Stamp can't lick childhood
By James Alan Fox
Monday, April 24, 2006
It may not stamp out the problem of child abduction. But next month the U.S. Postal Service will release a 39-cent commemorative seal highlighting the Amber Alert, the emergency notification system launched when a child is missing and believed to be in grave danger.You've likely heard the alerts on the radio or seen them on highway displays that most days preach "Buckle Up" or, during pennant fever, "Cowboy Up." Now you can receive them automatically on a cell phone or other wireless device.

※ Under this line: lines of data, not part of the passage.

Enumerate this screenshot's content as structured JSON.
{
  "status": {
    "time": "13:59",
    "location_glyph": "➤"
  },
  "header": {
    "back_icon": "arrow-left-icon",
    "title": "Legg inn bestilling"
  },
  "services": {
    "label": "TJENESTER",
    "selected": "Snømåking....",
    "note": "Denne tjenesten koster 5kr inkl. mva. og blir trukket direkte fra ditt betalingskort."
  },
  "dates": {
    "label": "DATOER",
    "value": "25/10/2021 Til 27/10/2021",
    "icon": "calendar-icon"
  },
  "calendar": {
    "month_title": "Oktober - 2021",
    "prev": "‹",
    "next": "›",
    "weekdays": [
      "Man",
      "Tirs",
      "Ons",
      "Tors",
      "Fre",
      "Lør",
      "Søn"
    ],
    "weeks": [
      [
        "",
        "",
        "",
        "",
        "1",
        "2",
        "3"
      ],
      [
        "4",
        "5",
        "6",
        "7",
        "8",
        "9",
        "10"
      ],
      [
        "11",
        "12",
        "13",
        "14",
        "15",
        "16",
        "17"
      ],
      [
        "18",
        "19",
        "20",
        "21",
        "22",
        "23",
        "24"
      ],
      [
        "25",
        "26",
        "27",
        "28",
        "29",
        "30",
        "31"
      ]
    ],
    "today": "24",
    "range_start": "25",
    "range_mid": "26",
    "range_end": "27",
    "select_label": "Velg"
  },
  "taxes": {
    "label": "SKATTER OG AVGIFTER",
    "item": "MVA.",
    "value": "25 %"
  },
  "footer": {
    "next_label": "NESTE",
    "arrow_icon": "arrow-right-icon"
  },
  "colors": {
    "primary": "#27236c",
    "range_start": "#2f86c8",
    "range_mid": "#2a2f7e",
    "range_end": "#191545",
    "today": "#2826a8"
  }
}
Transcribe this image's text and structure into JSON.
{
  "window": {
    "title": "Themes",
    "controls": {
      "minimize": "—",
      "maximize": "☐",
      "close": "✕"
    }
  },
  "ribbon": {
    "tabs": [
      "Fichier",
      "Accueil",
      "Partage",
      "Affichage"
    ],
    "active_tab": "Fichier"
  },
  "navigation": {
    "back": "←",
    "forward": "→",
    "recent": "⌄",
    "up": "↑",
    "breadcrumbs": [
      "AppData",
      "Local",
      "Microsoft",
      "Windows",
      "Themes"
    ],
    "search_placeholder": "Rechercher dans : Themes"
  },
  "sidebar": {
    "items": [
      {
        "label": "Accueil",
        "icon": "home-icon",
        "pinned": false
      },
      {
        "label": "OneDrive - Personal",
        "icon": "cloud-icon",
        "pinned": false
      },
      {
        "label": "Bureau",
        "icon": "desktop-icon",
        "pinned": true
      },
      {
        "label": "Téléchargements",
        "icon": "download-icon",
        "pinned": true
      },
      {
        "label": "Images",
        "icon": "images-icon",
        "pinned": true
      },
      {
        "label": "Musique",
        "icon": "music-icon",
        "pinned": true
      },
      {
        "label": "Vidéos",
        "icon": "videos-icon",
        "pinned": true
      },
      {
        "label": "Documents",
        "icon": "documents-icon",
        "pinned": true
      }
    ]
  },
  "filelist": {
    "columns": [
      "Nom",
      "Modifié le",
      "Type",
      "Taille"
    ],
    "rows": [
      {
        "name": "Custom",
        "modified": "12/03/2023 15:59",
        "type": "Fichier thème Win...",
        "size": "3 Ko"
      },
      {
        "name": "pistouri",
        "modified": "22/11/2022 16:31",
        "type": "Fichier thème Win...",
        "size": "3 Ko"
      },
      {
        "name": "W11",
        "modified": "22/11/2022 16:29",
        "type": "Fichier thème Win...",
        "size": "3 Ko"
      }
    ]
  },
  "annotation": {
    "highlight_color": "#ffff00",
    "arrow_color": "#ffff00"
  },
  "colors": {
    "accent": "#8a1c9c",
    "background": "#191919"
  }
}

For a novice like me who has trouble pronouncing "philatelist," Amber Alert is an odd choice for the stamp-of-the-month club. I can appreciate stamps for famous Americans and historic events, or the classic "love" stamps so popular on wedding invitations. Has Amber Alert been so effective as to warrant such recognition?
Reportedly, there are some 200 happy endings linked to the program. On its Web site, the National Center for Missing and Exploited Children highlights five "Amber plan success stories":
While these victims may have been snatched without authority, it is presumptuous to credit Amber Alert for their rescue. Moreover, these episodes hardly seem to have involved the stranger danger that motivated Congress in 2003 to establish a nationwide alert network. Instead, they entailed issues of custody and domestic conflict for which Amber was not intended.
Understandably, an anxious parent would want the widest possible broadcast about a missing son or daughter. Yet it may not be reasonable or necessary to alert everyone; eventually people tune it out.
And what about the mistakes? The official Amber Alert FAQ Web-entry on "successes and failures" is silent on this question.
However, an Amber Alert was triggered earlier this month for a 16-year-old Kansas girl who fabricated a tale of being kidnapped at gunpoint. Closer to home, an alert was launched last November when a 4-year-old boy disappeared from his yard in Hanover, only to be found hours later sleeping beneath the porch.
Don't get me wrong - I'm all for protecting kids from harm. I've raised three, and understood when President Bush called child abduction "a parent's worst nightmare." Still it is only one of many worst nightmares. Other calamities don't engender as aggressive a response despite being more prevalent than the stranger abductions that prompted Congress to pass the national Amber plan. Hardly the epidemic reflected in media reports, about 125 children are kidnapped each year by strangers, and about 70 of them are slain.
With hundreds of youngsters killed each year in bicycle accidents, why didn't Congress mandate helmets while busy saving children with the Amber Alert bill? With hundreds of children drowning annually, what about upgrading security regulations for public and private swimming pools? Perhaps we could enhance school bus safety standards, require wooden bats for youth baseball and, of course, mandate child safety-locks for all firearms.
Because of the horror that child kidnapping brings to mind, we are often too quick in sounding the Amber alarm. Yet in other arenas of child safety, we're simply not alarmist enough. Shielding children from harm is a priority, no matter what form, human or otherwise, the peril.
James Alan Fox is the Lipman Family Professor of Criminal Justice at Northeastern University. Talk back at firstname.lastname@example.org.